“Stop Calling It Morning Sickness” – This is not a perfect article, it doesn’t really examine the full spectrum between what is commonly termed “morning sickness” and hyperemesis gravidarum, and I’m sure some will be turned away by the tone of the article. But at the same time, it does address ways we often perpetuate the hurt as women face difficult pregnancies, and the article also shares ways to help women in the throes of this challenge. Moreover, the article helpfully addresses what many often overlook as a consequence, especially for women who are without family help nearby and have other children to care for: the psychological effects of pregnancy sickness. This being the case for myself, I can only assume these factors have been contributors in a heightened sense of working through antenatal depression this time around.
“The trouble with morning sickness is that it’s usually treated one of two ways: as a trivial (even amusing) rite of pregnancy passage, or as the potentially life-threatening condition hyperemesis gravidarum, which can land women in the hospital for dehydration (as was the case with Kate Middleton).
In between those two extremes lies the wide, debilitating land of nausea and vomiting that’s often part of pregnancy. And that is where I spent many, many miserable months when I was pregnant with my two sons.
Now pregnant with my third child, I am just beginning to see the light at the end of the porcelain-enameled tunnel, and I realize that it’s time for us to speak honestly about what this condition really feels like.”
“The best way I can describe the feeling to someone who has never experienced nausea and vomiting during pregnancy is that it’s like having food poisoning all the time for months on end. Each day — foggy, repulsed by every smell and taste, unable to walk without crippling dizziness and nausea — I wondered how I would make it through.
It rendered me nearly incapable of having a conversation, let alone caring for my 4-year-old and 18-month-old sons. Bedtime stories went out the window and, with them, anything beyond procedural parenting. Even feeding, bathing and taking my eldest to school felt impossible. I disappeared mentally and emotionally from my husband, my children, my friends and my colleagues. I did the absolute minimum just to get through the day.”
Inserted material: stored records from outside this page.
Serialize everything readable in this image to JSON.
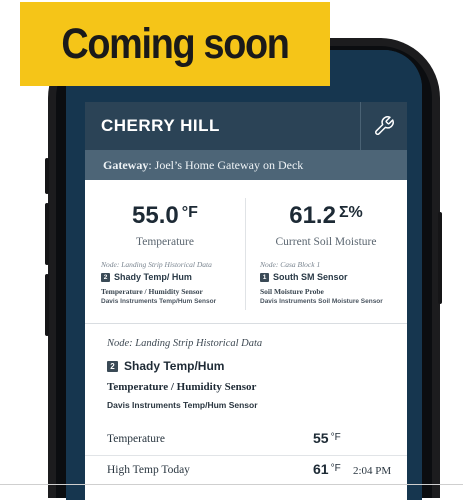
{
  "banner": {
    "text": "Coming soon",
    "bg_color": "#f5c518"
  },
  "header": {
    "site_name": "CHERRY HILL",
    "settings_icon": "wrench-icon"
  },
  "gateway": {
    "label": "Gateway",
    "value": ": Joel’s Home Gateway on Deck"
  },
  "readings": [
    {
      "value": "55.0",
      "unit": "°F",
      "label": "Temperature",
      "node": "Node: Landing Strip Historical Data",
      "badge": "2",
      "sensor_name": "Shady Temp/ Hum",
      "sensor_type": "Temperature / Humidity Sensor",
      "sensor_model": "Davis Instruments Temp/Hum Sensor"
    },
    {
      "value": "61.2",
      "unit": "Σ%",
      "label": "Current Soil Moisture",
      "node": "Node: Casa Block 1",
      "badge": "1",
      "sensor_name": "South SM Sensor",
      "sensor_type": "Soil Moisture Probe",
      "sensor_model": "Davis Instruments Soil Moisture Sensor"
    }
  ],
  "detail": {
    "node": "Node: Landing Strip Historical Data",
    "badge": "2",
    "sensor_name": "Shady Temp/Hum",
    "sensor_type": "Temperature / Humidity Sensor",
    "sensor_model": "Davis Instruments Temp/Hum Sensor",
    "metrics": [
      {
        "name": "Temperature",
        "value": "55",
        "unit": "°F",
        "time": ""
      },
      {
        "name": "High Temp Today",
        "value": "61",
        "unit": "°F",
        "time": "2:04 PM"
      }
    ]
  },
  "colors": {
    "screen_bg": "#16364f",
    "header_bg": "#2b4356",
    "gateway_bg": "#4d6577"
  }
}
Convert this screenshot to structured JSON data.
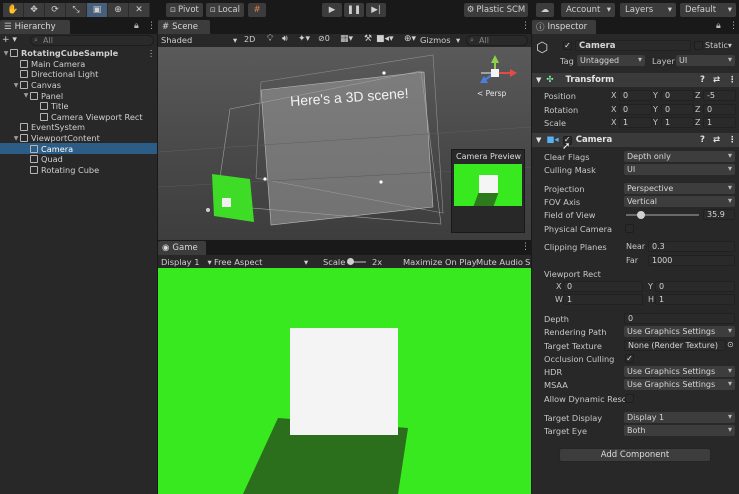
{
  "toolbar": {
    "pivot_label": "Pivot",
    "local_label": "Local",
    "plastic_label": "Plastic SCM",
    "account_label": "Account",
    "layers_label": "Layers",
    "layout_label": "Default"
  },
  "hierarchy": {
    "tab_label": "Hierarchy",
    "add_label": "+ ▾",
    "search_placeholder": "All",
    "items": [
      {
        "label": "RotatingCubeSample",
        "depth": 0,
        "expanded": true,
        "bold": true
      },
      {
        "label": "Main Camera",
        "depth": 1
      },
      {
        "label": "Directional Light",
        "depth": 1
      },
      {
        "label": "Canvas",
        "depth": 1,
        "expanded": true
      },
      {
        "label": "Panel",
        "depth": 2,
        "expanded": true
      },
      {
        "label": "Title",
        "depth": 3
      },
      {
        "label": "Camera Viewport Rect",
        "depth": 3
      },
      {
        "label": "EventSystem",
        "depth": 1
      },
      {
        "label": "ViewportContent",
        "depth": 1,
        "expanded": true
      },
      {
        "label": "Camera",
        "depth": 2,
        "selected": true
      },
      {
        "label": "Quad",
        "depth": 2
      },
      {
        "label": "Rotating Cube",
        "depth": 2
      }
    ]
  },
  "scene": {
    "tab_label": "Scene",
    "shading_mode": "Shaded",
    "mode_2d": "2D",
    "hidden_count": "0",
    "gizmos_label": "Gizmos",
    "search_placeholder": "All",
    "canvas_text": "Here's a 3D scene!",
    "persp_label": "< Persp",
    "camera_preview_label": "Camera Preview"
  },
  "game": {
    "tab_label": "Game",
    "display_label": "Display 1",
    "aspect_label": "Free Aspect",
    "scale_label": "Scale",
    "scale_value": "2x",
    "maximize_label": "Maximize On Play",
    "mute_label": "Mute Audio",
    "stats_label": "S",
    "scale_level": 0.1
  },
  "inspector": {
    "tab_label": "Inspector",
    "object_name": "Camera",
    "static_label": "Static",
    "tag_label": "Tag",
    "tag_value": "Untagged",
    "layer_label": "Layer",
    "layer_value": "UI",
    "transform": {
      "title": "Transform",
      "position_label": "Position",
      "rotation_label": "Rotation",
      "scale_label": "Scale",
      "position": {
        "x": "0",
        "y": "0",
        "z": "-5"
      },
      "rotation": {
        "x": "0",
        "y": "0",
        "z": "0"
      },
      "scale": {
        "x": "1",
        "y": "1",
        "z": "1"
      }
    },
    "camera": {
      "title": "Camera",
      "clear_flags_label": "Clear Flags",
      "clear_flags_value": "Depth only",
      "culling_mask_label": "Culling Mask",
      "culling_mask_value": "UI",
      "projection_label": "Projection",
      "projection_value": "Perspective",
      "fov_axis_label": "FOV Axis",
      "fov_axis_value": "Vertical",
      "fov_label": "Field of View",
      "fov_value": "35.9",
      "fov_min": 1e-05,
      "fov_max": 179,
      "physical_label": "Physical Camera",
      "clipping_label": "Clipping Planes",
      "near_label": "Near",
      "near_value": "0.3",
      "far_label": "Far",
      "far_value": "1000",
      "viewport_label": "Viewport Rect",
      "vp_x_label": "X",
      "vp_x": "0",
      "vp_y_label": "Y",
      "vp_y": "0",
      "vp_w_label": "W",
      "vp_w": "1",
      "vp_h_label": "H",
      "vp_h": "1",
      "depth_label": "Depth",
      "depth_value": "0",
      "rendering_path_label": "Rendering Path",
      "rendering_path_value": "Use Graphics Settings",
      "target_texture_label": "Target Texture",
      "target_texture_value": "None (Render Texture)",
      "occlusion_label": "Occlusion Culling",
      "hdr_label": "HDR",
      "hdr_value": "Use Graphics Settings",
      "msaa_label": "MSAA",
      "msaa_value": "Use Graphics Settings",
      "dynamic_res_label": "Allow Dynamic Resol",
      "target_display_label": "Target Display",
      "target_display_value": "Display 1",
      "target_eye_label": "Target Eye",
      "target_eye_value": "Both"
    },
    "add_component_label": "Add Component"
  },
  "colors": {
    "selection": "#2c5d87",
    "game_background": "#37e91e",
    "panel_bg": "#282828",
    "header_bg": "#3a3a3a"
  }
}
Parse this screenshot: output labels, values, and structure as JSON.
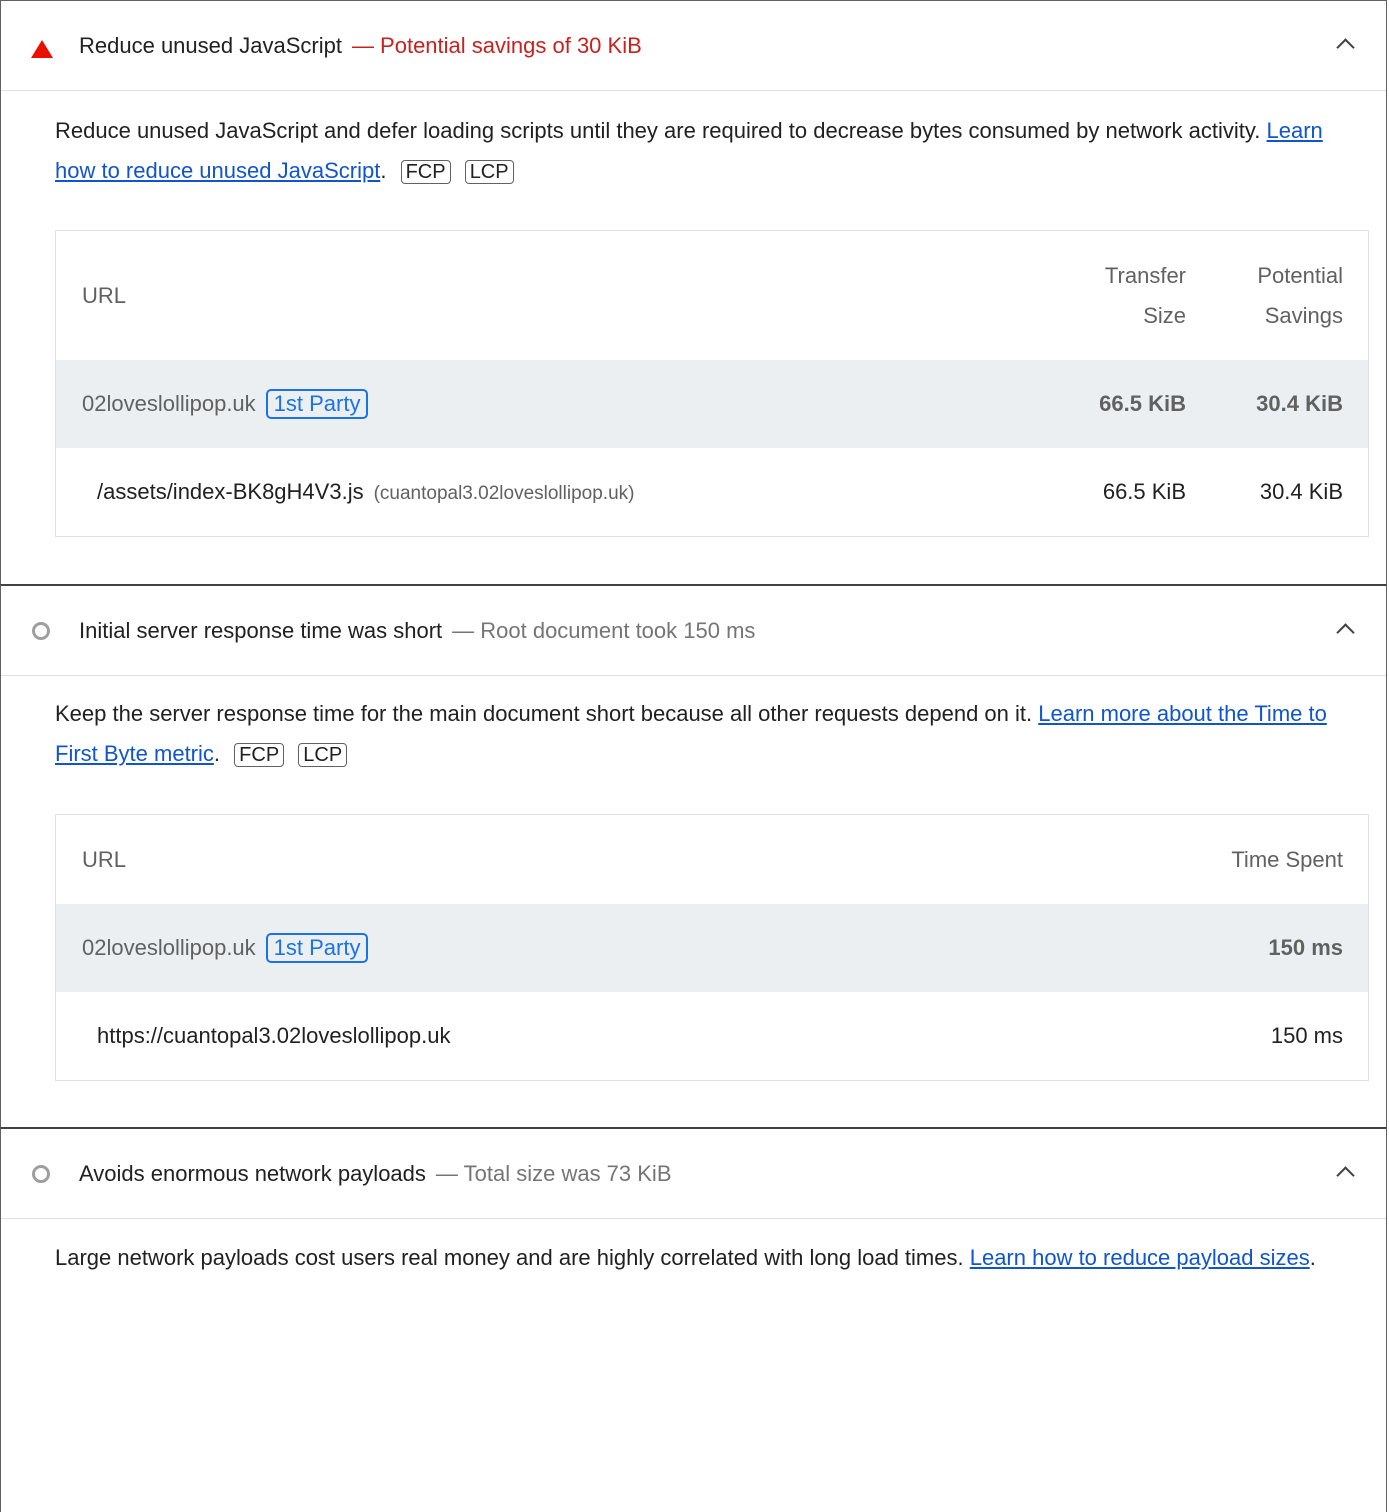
{
  "audits": [
    {
      "title": "Reduce unused JavaScript",
      "display": "— Potential savings of 30 KiB",
      "description": "Reduce unused JavaScript and defer loading scripts until they are required to decrease bytes consumed by network activity. ",
      "link": "Learn how to reduce unused JavaScript",
      "after_link": ".",
      "metrics": [
        "FCP",
        "LCP"
      ],
      "table": {
        "headers": {
          "url": "URL",
          "transfer_line1": "Transfer",
          "transfer_line2": "Size",
          "savings_line1": "Potential",
          "savings_line2": "Savings"
        },
        "group": {
          "entity": "02loveslollipop.uk",
          "badge": "1st Party",
          "transfer": "66.5 KiB",
          "savings": "30.4 KiB"
        },
        "rows": [
          {
            "url": "/assets/index-BK8gH4V3.js",
            "host": "(cuantopal3.02loveslollipop.uk)",
            "transfer": "66.5 KiB",
            "savings": "30.4 KiB"
          }
        ]
      }
    },
    {
      "title": "Initial server response time was short",
      "display": "— Root document took 150 ms",
      "description": "Keep the server response time for the main document short because all other requests depend on it. ",
      "link": "Learn more about the Time to First Byte metric",
      "after_link": ".",
      "metrics": [
        "FCP",
        "LCP"
      ],
      "table": {
        "headers": {
          "url": "URL",
          "time": "Time Spent"
        },
        "group": {
          "entity": "02loveslollipop.uk",
          "badge": "1st Party",
          "time": "150 ms"
        },
        "rows": [
          {
            "url": "https://cuantopal3.02loveslollipop.uk",
            "time": "150 ms"
          }
        ]
      }
    },
    {
      "title": "Avoids enormous network payloads",
      "display": "— Total size was 73 KiB",
      "description": "Large network payloads cost users real money and are highly correlated with long load times. ",
      "link": "Learn how to reduce payload sizes",
      "after_link": "."
    }
  ]
}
“As a trained psychotherapist, I know the damage that physical illness can wreak on mental health. And, as the founder of a nonprofit dedicated to supporting women’s mental health during their reproductive years, I am shocked that there is not a more honest discussion of how debilitating nausea during pregnancy can be.
Believe me, I was brought up in England where you’re taught to “get on with it.” And to a large degree I was getting on with it, or at least trying to. I don’t want anyone to throw me a pity party. I know how lucky I am to be pregnant, nausea and all.
But I began to wonder how other women were coping. Were they coping? Or was unending nausea the trigger for depression or other mood disorders? Shockingly, there is almost no research, not only on more effective treatments for nausea during pregnancy, but also on its effect on a woman’s mental health.”
“We all want progress, but if you’re on the wrong road, progress means doing an about-turn and walking back to the right road; in that case, the man who turns back soonest is the most progressive.” ~C.S. Lewis